- As you are aware, the Indian armed forces are heavily dependent on overseas players for their defense preparedness vis-à-vis arms, ammunition, and military hardware. We also know how we were reliant on the former Soviet Union and now Russia for the majority of our military hardware. Particularly the Indian Air Force, whose fighter inventory is dominated by Russians. Needless to say, the ongoing Russia-Ukraine conflict has highlighted our shortcomings in terms of the timely delivery of critical spares and other related paraphernalia. Keep in mind that Indian borders in both the western and eastern regions are critical to the nation’s sovereignty.
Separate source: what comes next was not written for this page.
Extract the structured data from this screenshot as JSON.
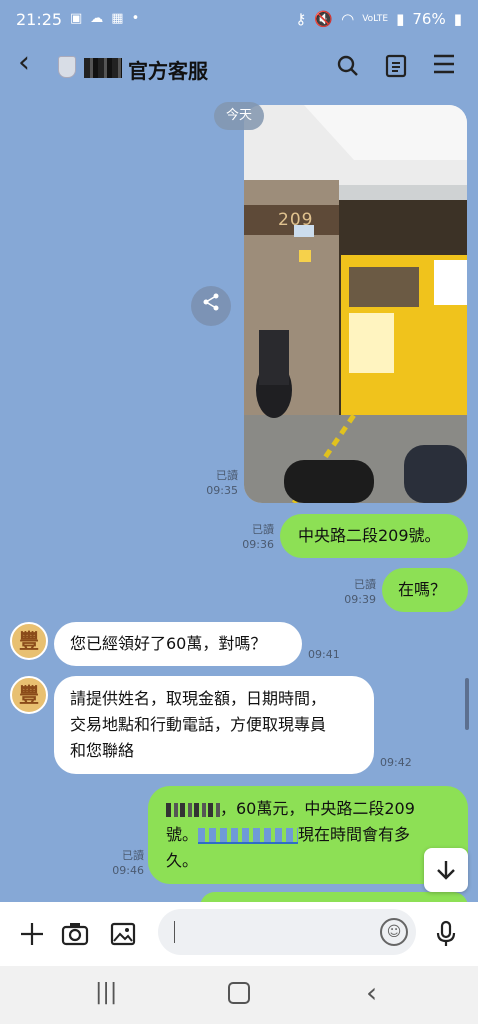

China and Pakistan, you see, would love to cause us even more trouble.
- The BJP-led NDA government at the Centre did push for the Make in India initiative for locally producing defense equipment, but the endeavor has failed to yield the desired results on the expected lines. The aging MiG-21 aircraft have become flying coffins, killing pilots by the dozens over the last few years. Worryingly, the MiG series of fighters still forms the backbone of the IAF. The latest MiG-21 crash has killed three civilians and injured three more. Wreckage from the burning aircraft fell on a village home in Rajasthan. The inglorious history of MiG-21 crashes in this country is beginning to look both like a tragedy and a farce. The Russian aircraft, of 1960s vintage, should have been phased out decades ago. But replacements have been few and far between.
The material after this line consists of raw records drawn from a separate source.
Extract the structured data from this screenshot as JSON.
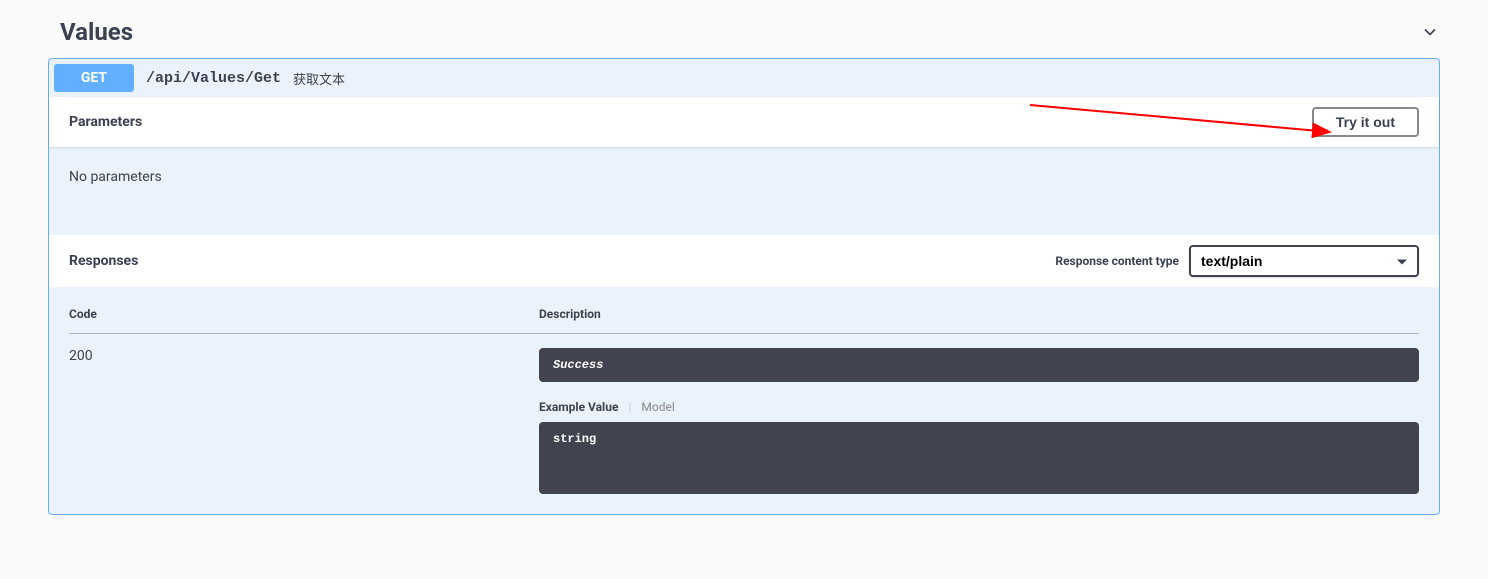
{
  "tag": {
    "title": "Values"
  },
  "operation": {
    "method": "GET",
    "path": "/api/Values/Get",
    "summary": "获取文本"
  },
  "parameters": {
    "heading": "Parameters",
    "try_label": "Try it out",
    "empty_message": "No parameters"
  },
  "responses": {
    "heading": "Responses",
    "content_type_label": "Response content type",
    "content_type_value": "text/plain",
    "columns": {
      "code": "Code",
      "description": "Description"
    },
    "rows": [
      {
        "code": "200",
        "description": "Success",
        "tabs": {
          "example": "Example Value",
          "model": "Model"
        },
        "example": "string"
      }
    ]
  }
}
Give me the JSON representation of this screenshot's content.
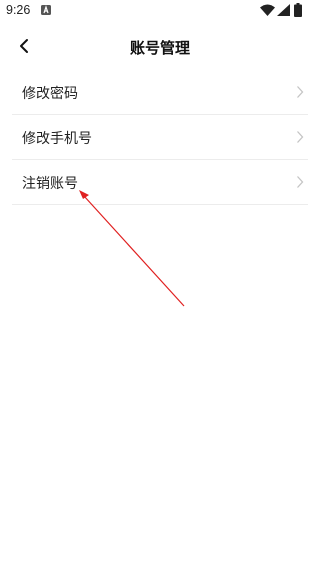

- The fact that three squadrons of the MiG-21 continue to be in service is a huge indictment of defense planning and modernization efforts. Shockingly, 55 military personnel have lost their lives in more than 50 aircraft and helicopter accidents in just over five years. The MiG-21 as well as the Cheetah/Chetak helicopters have been major culprits. Far from ensuring India’s military capabilities, these flying coffins have de facto become weapons against the armed forces themselves. The MiG-21s are supposed to be replaced by the indigenous Tejas fighters. But the latter’s low rate of production and induction has meant that less than 40 are in service against an order of 123. This is why the MiGs continue to fly despite the lack of modern avionics and spares.
- The prevalent situation also raises serious questions about the country’s defense preparedness at a time when it is locked at both frontiers. Note that the number of fighter squadrons is down to 31 against a sanctioned strength of 42.5. Add to this serviceability issue, and the actual number of fighters at our disposal at any given time is even fewer. The induction of 36 Rafale fighters has indeed boosted airpower in aircraft terms. But absolute numbers do indeed matter since India must always prepare for a two-front war across a vast northern border and massive coastline. The Union Government must diversify the procurement program, speed up indigenous production, and phase out the remaining MiG-21s well before the 2025 deadline. Do it on a war footing, please.